The Bureau of Meteorology has just released its latest seasonal outlooks, and it is projecting a very high chance of a warmer than normal late Winter and early Spring over much of Australia:
The national outlook averaged over August to October 2012 shows the following:
- warmer days are more likely over most of Australia, except the northern tropics
- warmer nights are more likely over most of Australia, except for the far tropical north
This outlook is predominantly a result of warmer than normal waters in the Indian Ocean; emerging warmer than normal Pacific waters have had a lesser impact. (source)
The BoM is predicting 75-80% chance of this over much of the continent.
If you search the Seasonal Outlook archive for “cool” or “cooler” you get 14 results.
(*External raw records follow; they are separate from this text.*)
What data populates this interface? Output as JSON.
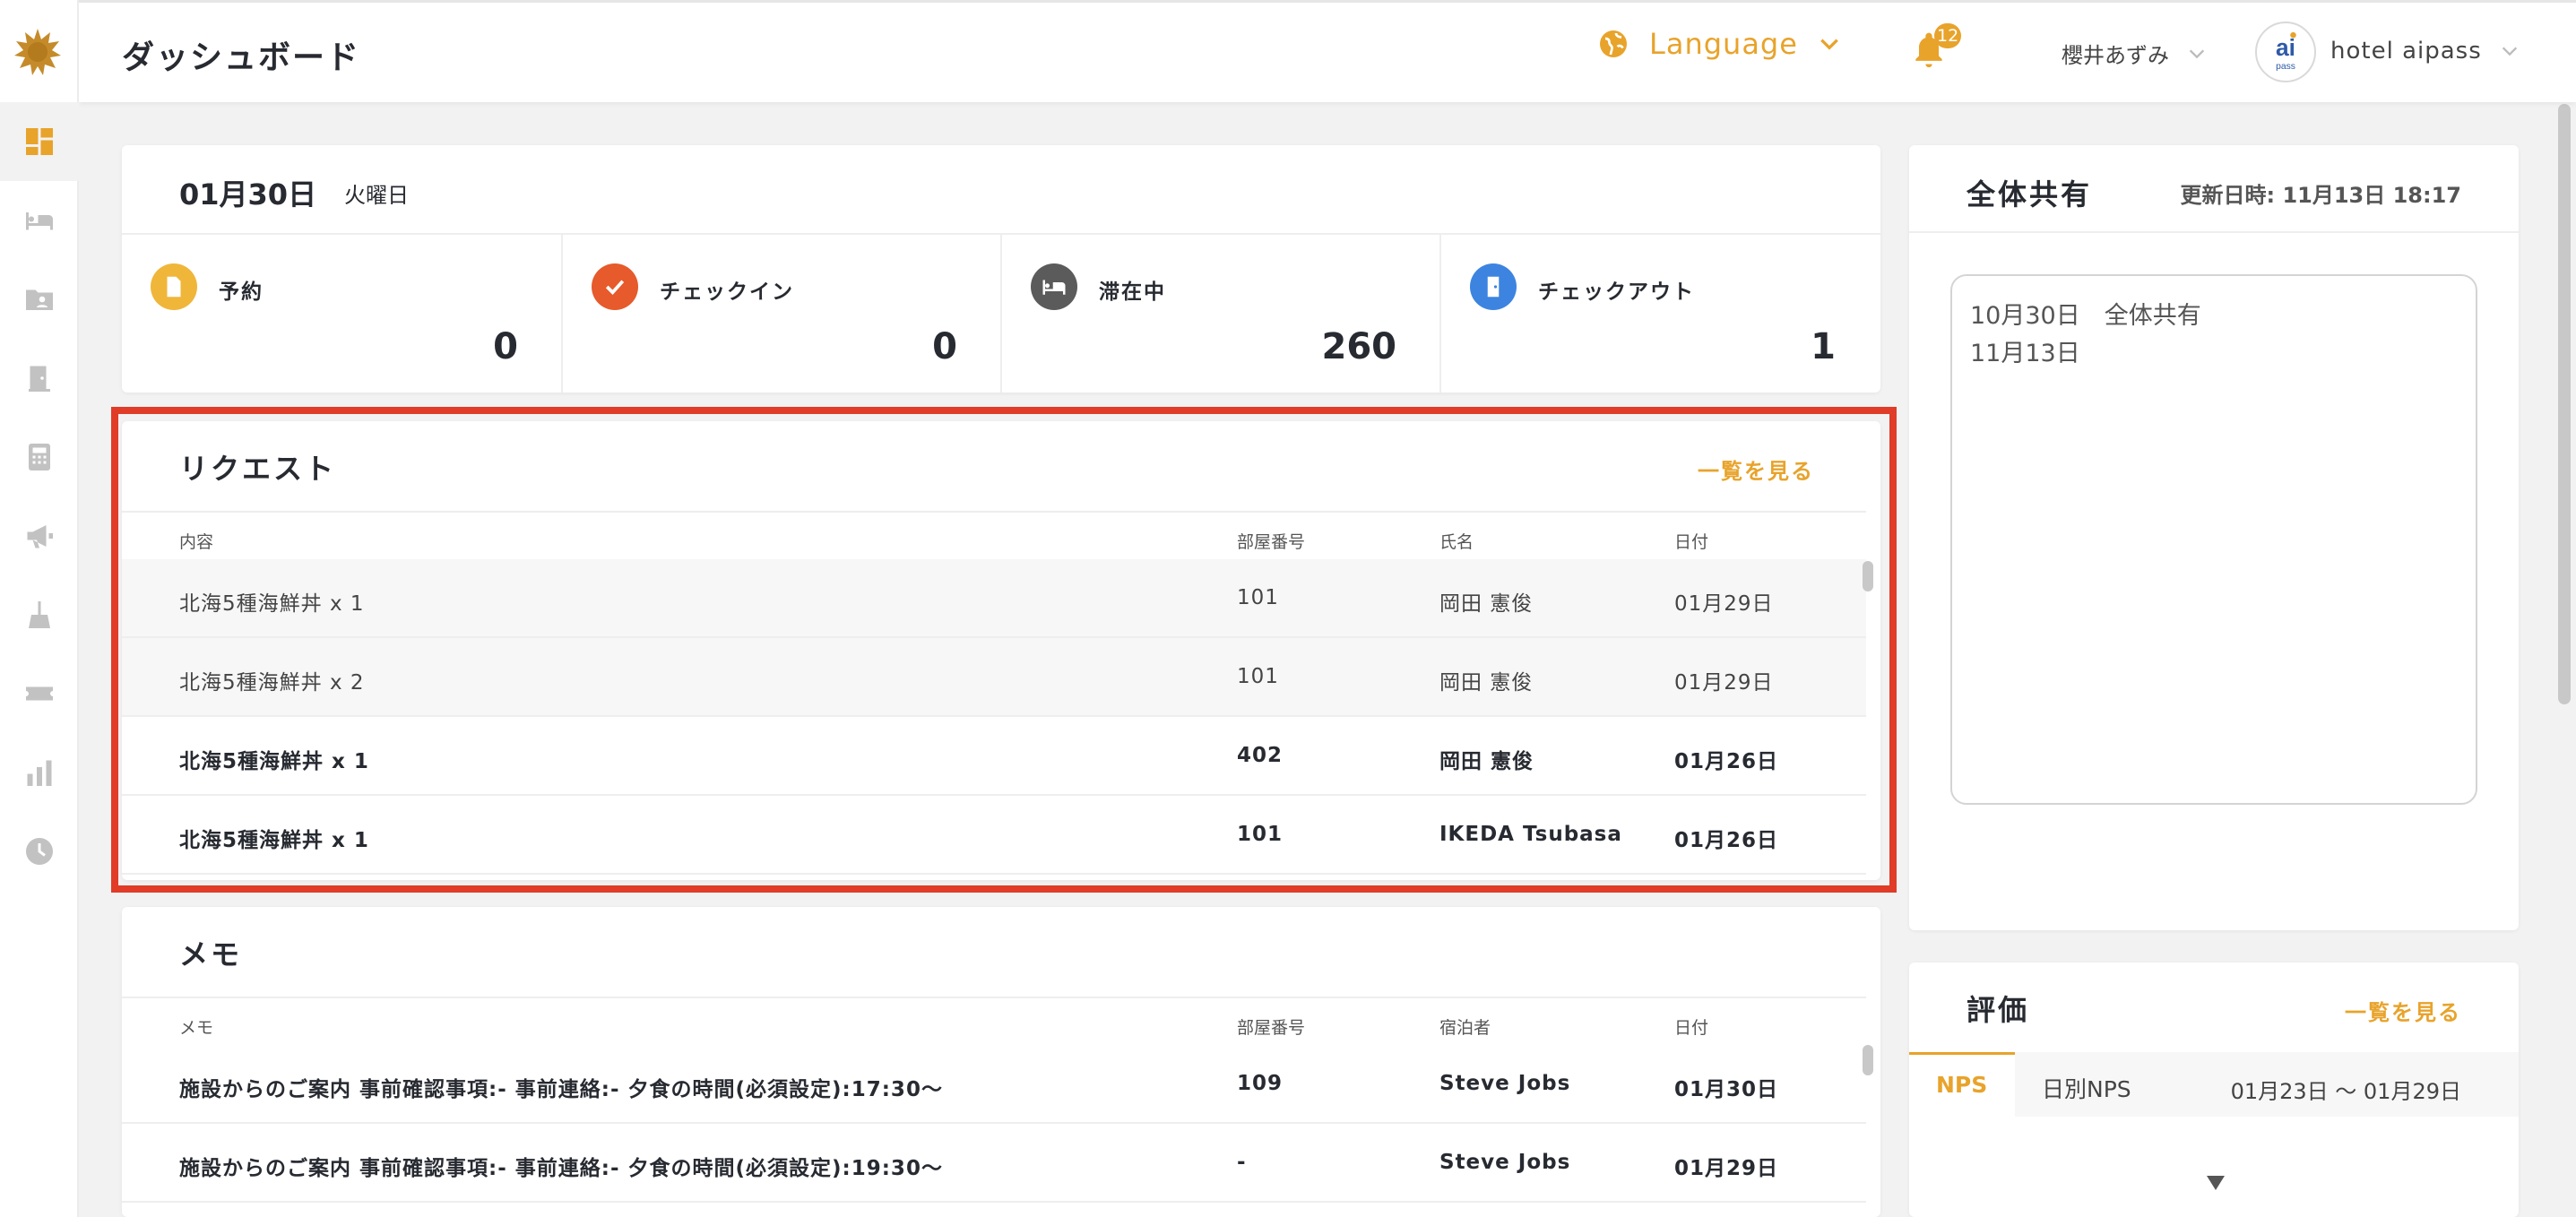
{
  "header": {
    "title": "ダッシュボード",
    "language_label": "Language",
    "notification_count": "12",
    "user_name": "櫻井あずみ",
    "hotel_name": "hotel aipass"
  },
  "sidebar": {
    "items": [
      "dashboard",
      "bed",
      "folder-user",
      "door",
      "calculator",
      "megaphone",
      "cleaning",
      "ticket",
      "bar-chart",
      "clock"
    ]
  },
  "date_summary": {
    "date": "01月30日",
    "weekday": "火曜日",
    "stats": [
      {
        "label": "予約",
        "value": "0",
        "color": "#f0b63a",
        "icon": "document-icon"
      },
      {
        "label": "チェックイン",
        "value": "0",
        "color": "#e65a2b",
        "icon": "check-icon"
      },
      {
        "label": "滞在中",
        "value": "260",
        "color": "#5b5b5b",
        "icon": "bed-icon"
      },
      {
        "label": "チェックアウト",
        "value": "1",
        "color": "#3d84e0",
        "icon": "door-icon"
      }
    ]
  },
  "requests": {
    "title": "リクエスト",
    "see_all": "一覧を見る",
    "columns": [
      "内容",
      "部屋番号",
      "氏名",
      "日付"
    ],
    "rows": [
      {
        "content": "北海5種海鮮丼 x 1",
        "room": "101",
        "name": "岡田 憲俊",
        "date": "01月29日",
        "read": true
      },
      {
        "content": "北海5種海鮮丼 x 2",
        "room": "101",
        "name": "岡田 憲俊",
        "date": "01月29日",
        "read": true
      },
      {
        "content": "北海5種海鮮丼 x 1",
        "room": "402",
        "name": "岡田 憲俊",
        "date": "01月26日",
        "read": false
      },
      {
        "content": "北海5種海鮮丼 x 1",
        "room": "101",
        "name": "IKEDA Tsubasa",
        "date": "01月26日",
        "read": false
      }
    ]
  },
  "memos": {
    "title": "メモ",
    "columns": [
      "メモ",
      "部屋番号",
      "宿泊者",
      "日付"
    ],
    "rows": [
      {
        "memo": "施設からのご案内 事前確認事項:- 事前連絡:- 夕食の時間(必須設定):17:30〜",
        "room": "109",
        "guest": "Steve Jobs",
        "date": "01月30日"
      },
      {
        "memo": "施設からのご案内 事前確認事項:- 事前連絡:- 夕食の時間(必須設定):19:30〜",
        "room": "-",
        "guest": "Steve Jobs",
        "date": "01月29日"
      }
    ]
  },
  "shared": {
    "title": "全体共有",
    "updated": "更新日時: 11月13日 18:17",
    "lines": [
      "10月30日　全体共有",
      "11月13日"
    ]
  },
  "evaluation": {
    "title": "評価",
    "see_all": "一覧を見る",
    "tabs": [
      "NPS",
      "日別NPS"
    ],
    "range": "01月23日 〜 01月29日"
  },
  "colors": {
    "accent": "#e8a32b",
    "highlight": "#e03c28"
  }
}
If you search for “warm” or “warmer” you get over 100. The Bureau is clearly doing its bit to prop up the Cause, but I wonder how many of those projections were actually anywhere near right? Someone with the time should go through them and compare with the actual records (also available on the BoM website).
For example, in September 2011, the Bureau claimed that the October to December months would be, you guessed it, predominantly warmer, with Brisbane and Sydney looking at a 50-55% chance of exceeding the median maximum temperature. What actually happened?
- Sydney: coolest start to Summer in 51 years
- Brisbane: coldest December day in 123 years
- Sydney: coldest December in 50 years – no mention of “climate change”
And the same for December to February, where Warwick Hughes noted:
This summer has been cooler than average across vast areas of Australia. Which has been a surprise to the BoM.
The BoM 3 month summer temperature outlooks were issued in November – actual daytime temperature anomalies were cooler over vastly more area of Australia than the BoM predicted. The actual warmth along the Perth to Pilbara coast and Sth Aust & Vic turned out to be miniscule compared to the BoM predictions. Ditto for the Far North which turned out near average. The BoM scores some marks for their Eastern and Central Australian cool predict but all of their hot predictions turned out cooler and smaller.
Let’s see how they fare with this one… check back in October.